If you follow the path of I-95 down the Delaware River, there’s a slight curve in the highway running through the River Wards – right around Bridesburg. According to some, that’s because the Bridesburg Business Association protected the neighborhood from highway construction in the 1970s.
“When 95 was being built, the reason we didn’t get 95 coming through us like Fishtown does, and so much of Port Richmond, is they [the BBA] fought it and fought it and fought it,” said Carol Sander Roat, a BBA member. “They didn’t want the Betsy Ross Bridge entrance opening down here. They kept that entrance from opening for years.”
Roat has a photo of the BBA members who fought the highway at their annual dinner in October 1972. In the photo are her father and mother, both former BBA members. Also in the picture is the mother of Joseph Slabinski, the current president of the Bridesburg Business Association.
As is well known, Bridesburg is a community with an inherited memory of the neighborhood that goes back for generations.
For example, neighbors vocally opposed a zoning bill proposed in early 2013 that could have brought industry back to the abandoned Coke site between Buckius, Orthodox and Richmond streets and the Delaware River. Part of the reason was that they remembered the smoke-belching Philadelphia Coke Company, which occupied the site until it was forced to close in the 1980s for environmental reasons.
Roat said her mother grew up on the block opposite the Coke site, and she couldn’t hang laundry out to dry without it being blackened by pollution in the air.
“It’s so much better now than it was when I was growing up,” Roat said of Bridesburg.
The BBA is made up of businesses and people with long memories and deep roots in the neighborhood.
“We have a number of businesses that are still active that are over 100 years old,” Slabinksi said, listing Ken Ferros Barber Shop, founded in 1909, and the Polish Beneficial Association, founded in 1904, both on Orthodox Street.
Roat’s family business, Sander Memorials, was founded in 1907 by her great-grandfather. And Slabinski Funeral Home, founded in 1917, is just a few years short of their centennial.
But the BBA doesn’t only represent family-owned businesses in Bridesburg. The neighborhood has also long been adjacent to an industrial sector that’s one of the biggest in the city. And some of those companies have been members of the BBA, too.
Currently the BBA’s largest member is Honeywell, a global energy company with facilities in the area.
“We have everything from a local candy corner store to a big major international multi-billion dollar company,” Slabinski said. “It’s a very unique mixture – and believe it or not, they all are involved over the years, from the big guys to the small guys.”
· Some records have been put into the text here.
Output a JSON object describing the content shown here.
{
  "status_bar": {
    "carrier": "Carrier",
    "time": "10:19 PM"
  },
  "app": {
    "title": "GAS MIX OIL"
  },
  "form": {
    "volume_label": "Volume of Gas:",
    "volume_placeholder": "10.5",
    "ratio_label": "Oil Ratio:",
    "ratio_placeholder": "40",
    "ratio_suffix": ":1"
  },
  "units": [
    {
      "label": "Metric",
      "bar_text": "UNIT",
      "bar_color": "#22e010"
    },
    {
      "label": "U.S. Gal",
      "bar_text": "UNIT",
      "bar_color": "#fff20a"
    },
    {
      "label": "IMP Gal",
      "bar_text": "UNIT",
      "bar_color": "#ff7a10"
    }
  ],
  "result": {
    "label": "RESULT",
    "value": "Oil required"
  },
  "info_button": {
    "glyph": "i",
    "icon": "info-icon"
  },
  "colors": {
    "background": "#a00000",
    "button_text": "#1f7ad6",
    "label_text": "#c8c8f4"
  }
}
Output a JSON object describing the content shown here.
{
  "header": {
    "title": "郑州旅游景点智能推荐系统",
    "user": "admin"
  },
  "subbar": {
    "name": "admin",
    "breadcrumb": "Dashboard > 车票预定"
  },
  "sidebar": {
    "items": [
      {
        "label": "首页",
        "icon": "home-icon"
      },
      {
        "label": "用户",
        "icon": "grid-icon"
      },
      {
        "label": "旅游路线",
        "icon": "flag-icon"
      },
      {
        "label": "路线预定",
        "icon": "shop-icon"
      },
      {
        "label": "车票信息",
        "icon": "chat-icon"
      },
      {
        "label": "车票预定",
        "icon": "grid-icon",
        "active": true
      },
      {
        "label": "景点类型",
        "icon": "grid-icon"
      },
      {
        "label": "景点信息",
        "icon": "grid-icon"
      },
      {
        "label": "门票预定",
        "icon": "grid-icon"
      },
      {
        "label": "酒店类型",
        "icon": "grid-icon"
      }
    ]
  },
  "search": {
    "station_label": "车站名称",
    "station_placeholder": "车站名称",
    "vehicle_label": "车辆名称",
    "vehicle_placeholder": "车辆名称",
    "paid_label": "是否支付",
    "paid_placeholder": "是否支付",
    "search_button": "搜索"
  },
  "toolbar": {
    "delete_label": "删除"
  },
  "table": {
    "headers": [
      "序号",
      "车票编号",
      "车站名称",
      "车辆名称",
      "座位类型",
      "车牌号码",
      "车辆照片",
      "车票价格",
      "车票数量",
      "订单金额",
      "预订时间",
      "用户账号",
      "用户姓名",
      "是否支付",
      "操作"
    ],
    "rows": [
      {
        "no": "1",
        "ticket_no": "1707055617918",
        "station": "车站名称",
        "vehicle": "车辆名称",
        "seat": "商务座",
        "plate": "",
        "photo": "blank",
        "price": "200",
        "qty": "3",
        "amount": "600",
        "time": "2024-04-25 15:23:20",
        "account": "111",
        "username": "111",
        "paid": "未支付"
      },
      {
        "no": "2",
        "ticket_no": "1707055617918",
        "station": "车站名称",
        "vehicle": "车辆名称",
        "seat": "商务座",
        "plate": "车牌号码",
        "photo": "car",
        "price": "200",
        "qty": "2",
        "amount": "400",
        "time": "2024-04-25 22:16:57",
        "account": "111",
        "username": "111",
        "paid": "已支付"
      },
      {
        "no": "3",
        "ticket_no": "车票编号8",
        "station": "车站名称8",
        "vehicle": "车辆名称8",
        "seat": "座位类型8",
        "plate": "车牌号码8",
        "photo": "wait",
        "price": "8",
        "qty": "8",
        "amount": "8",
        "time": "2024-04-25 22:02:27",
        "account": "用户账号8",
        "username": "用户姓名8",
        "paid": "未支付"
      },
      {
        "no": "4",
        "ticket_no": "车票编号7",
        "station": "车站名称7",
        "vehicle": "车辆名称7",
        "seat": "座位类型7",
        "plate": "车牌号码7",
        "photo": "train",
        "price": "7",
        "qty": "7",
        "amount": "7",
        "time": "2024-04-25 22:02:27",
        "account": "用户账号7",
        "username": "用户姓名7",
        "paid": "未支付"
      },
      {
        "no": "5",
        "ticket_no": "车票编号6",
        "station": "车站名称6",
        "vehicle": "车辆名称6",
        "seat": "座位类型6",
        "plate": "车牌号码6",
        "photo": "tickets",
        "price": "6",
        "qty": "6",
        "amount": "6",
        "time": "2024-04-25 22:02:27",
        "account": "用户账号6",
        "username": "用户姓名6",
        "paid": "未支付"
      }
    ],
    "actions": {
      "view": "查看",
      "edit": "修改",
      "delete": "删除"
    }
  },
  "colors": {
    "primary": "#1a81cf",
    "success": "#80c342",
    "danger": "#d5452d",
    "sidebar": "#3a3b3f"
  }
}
Founded in 1952, the BBA today is one of three neighborhood groups in Bridesburg, the others being the Bridesburg Civic Association, and the Bridesburg Community Development Corporation.
“They are a very active organization within our neighborhood,” said Bridesburg resident Trish Fries of the BBA.
“They are supporters of our local newspaper, the Bridesburg Bulletin, they are active in supporting our youth sports program, the Bridesburg Cougars, which in my opinion is where the future of our neighborhood lies, with the children, and they are active within the Bridesburg Civic Association, which handles local needs throughout the neighborhood,” Fries continued.
Fifty-four companies are listed in the Bridesburg Business Association’s 2013 membership roll. The BBA’s responsibilities include monitoring zoning and quality of life issues in the neighborhood; operating the Bridesburg Bulletin; and organizing Pride Week, an annual week where residents are encouraged to be “Bridesburg Proud” of their neighborhood and clean up their yards, their houses, and all the community areas.
“It resembled a small circus at times,” Slabinski recalled of Pride Week in years past.
But things are always changing. The BBA used to give out small scholarship gifts to the best students at the local schools, including All Saints, Saint John, John Paul II and Bridesburg Elementary School. Today, only Bridesburg Elementary remains open.
Despite those changes, Roat and Slabinski both believe the neighborhood’s brightest days are in its future. The BBA’s biggest goal is to preserve the neighborhood for future generations.
Currently Bridesburg’s residential buildings are 85 percent owner-occupied, the highest rate in the city. That makes the neighborhood “rock-solid,” as Slabinski put it, and he said they hope to keep it that way.
“I think development will keep coming up the river,” Roat said, citing changes to Northern Liberties and Fishtown in recent years.
“Our children want to move here. Young couples are moving in. The neighborhood will continue.”